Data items
# # #
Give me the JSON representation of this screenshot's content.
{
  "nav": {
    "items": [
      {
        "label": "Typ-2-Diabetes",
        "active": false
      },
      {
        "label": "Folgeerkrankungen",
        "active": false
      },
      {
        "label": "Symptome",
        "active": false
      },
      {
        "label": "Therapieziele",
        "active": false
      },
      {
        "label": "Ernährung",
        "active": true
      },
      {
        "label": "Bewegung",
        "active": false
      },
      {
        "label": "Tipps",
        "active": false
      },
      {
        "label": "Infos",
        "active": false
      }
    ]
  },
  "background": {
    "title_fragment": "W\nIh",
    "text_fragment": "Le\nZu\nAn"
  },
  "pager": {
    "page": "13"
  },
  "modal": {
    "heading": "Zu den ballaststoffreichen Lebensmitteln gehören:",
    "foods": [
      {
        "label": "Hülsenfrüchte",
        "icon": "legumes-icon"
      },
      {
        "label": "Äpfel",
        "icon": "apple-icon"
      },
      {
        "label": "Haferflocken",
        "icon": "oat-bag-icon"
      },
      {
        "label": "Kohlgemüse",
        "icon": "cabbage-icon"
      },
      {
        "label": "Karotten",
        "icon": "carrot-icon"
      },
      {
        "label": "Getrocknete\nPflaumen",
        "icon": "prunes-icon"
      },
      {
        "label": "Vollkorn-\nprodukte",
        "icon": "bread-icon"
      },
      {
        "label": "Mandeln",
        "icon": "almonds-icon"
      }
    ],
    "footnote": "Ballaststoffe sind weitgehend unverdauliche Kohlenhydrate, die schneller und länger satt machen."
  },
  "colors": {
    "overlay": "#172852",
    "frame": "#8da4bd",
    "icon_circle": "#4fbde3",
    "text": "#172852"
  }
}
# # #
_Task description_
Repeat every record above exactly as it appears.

_Expected answer_
Give me the JSON representation of this screenshot's content.
{
  "nav": {
    "items": [
      {
        "label": "Typ-2-Diabetes",
        "active": false
      },
      {
        "label": "Folgeerkrankungen",
        "active": false
      },
      {
        "label": "Symptome",
        "active": false
      },
      {
        "label": "Therapieziele",
        "active": false
      },
      {
        "label": "Ernährung",
        "active": true
      },
      {
        "label": "Bewegung",
        "active": false
      },
      {
        "label": "Tipps",
        "active": false
      },
      {
        "label": "Infos",
        "active": false
      }
    ]
  },
  "background": {
    "title_fragment": "W\nIh",
    "text_fragment": "Le\nZu\nAn"
  },
  "pager": {
    "page": "13"
  },
  "modal": {
    "heading": "Zu den ballaststoffreichen Lebensmitteln gehören:",
    "foods": [
      {
        "label": "Hülsenfrüchte",
        "icon": "legumes-icon"
      },
      {
        "label": "Äpfel",
        "icon": "apple-icon"
      },
      {
        "label": "Haferflocken",
        "icon": "oat-bag-icon"
      },
      {
        "label": "Kohlgemüse",
        "icon": "cabbage-icon"
      },
      {
        "label": "Karotten",
        "icon": "carrot-icon"
      },
      {
        "label": "Getrocknete\nPflaumen",
        "icon": "prunes-icon"
      },
      {
        "label": "Vollkorn-\nprodukte",
        "icon": "bread-icon"
      },
      {
        "label": "Mandeln",
        "icon": "almonds-icon"
      }
    ],
    "footnote": "Ballaststoffe sind weitgehend unverdauliche Kohlenhydrate, die schneller und länger satt machen."
  },
  "colors": {
    "overlay": "#172852",
    "frame": "#8da4bd",
    "icon_circle": "#4fbde3",
    "text": "#172852"
  }
}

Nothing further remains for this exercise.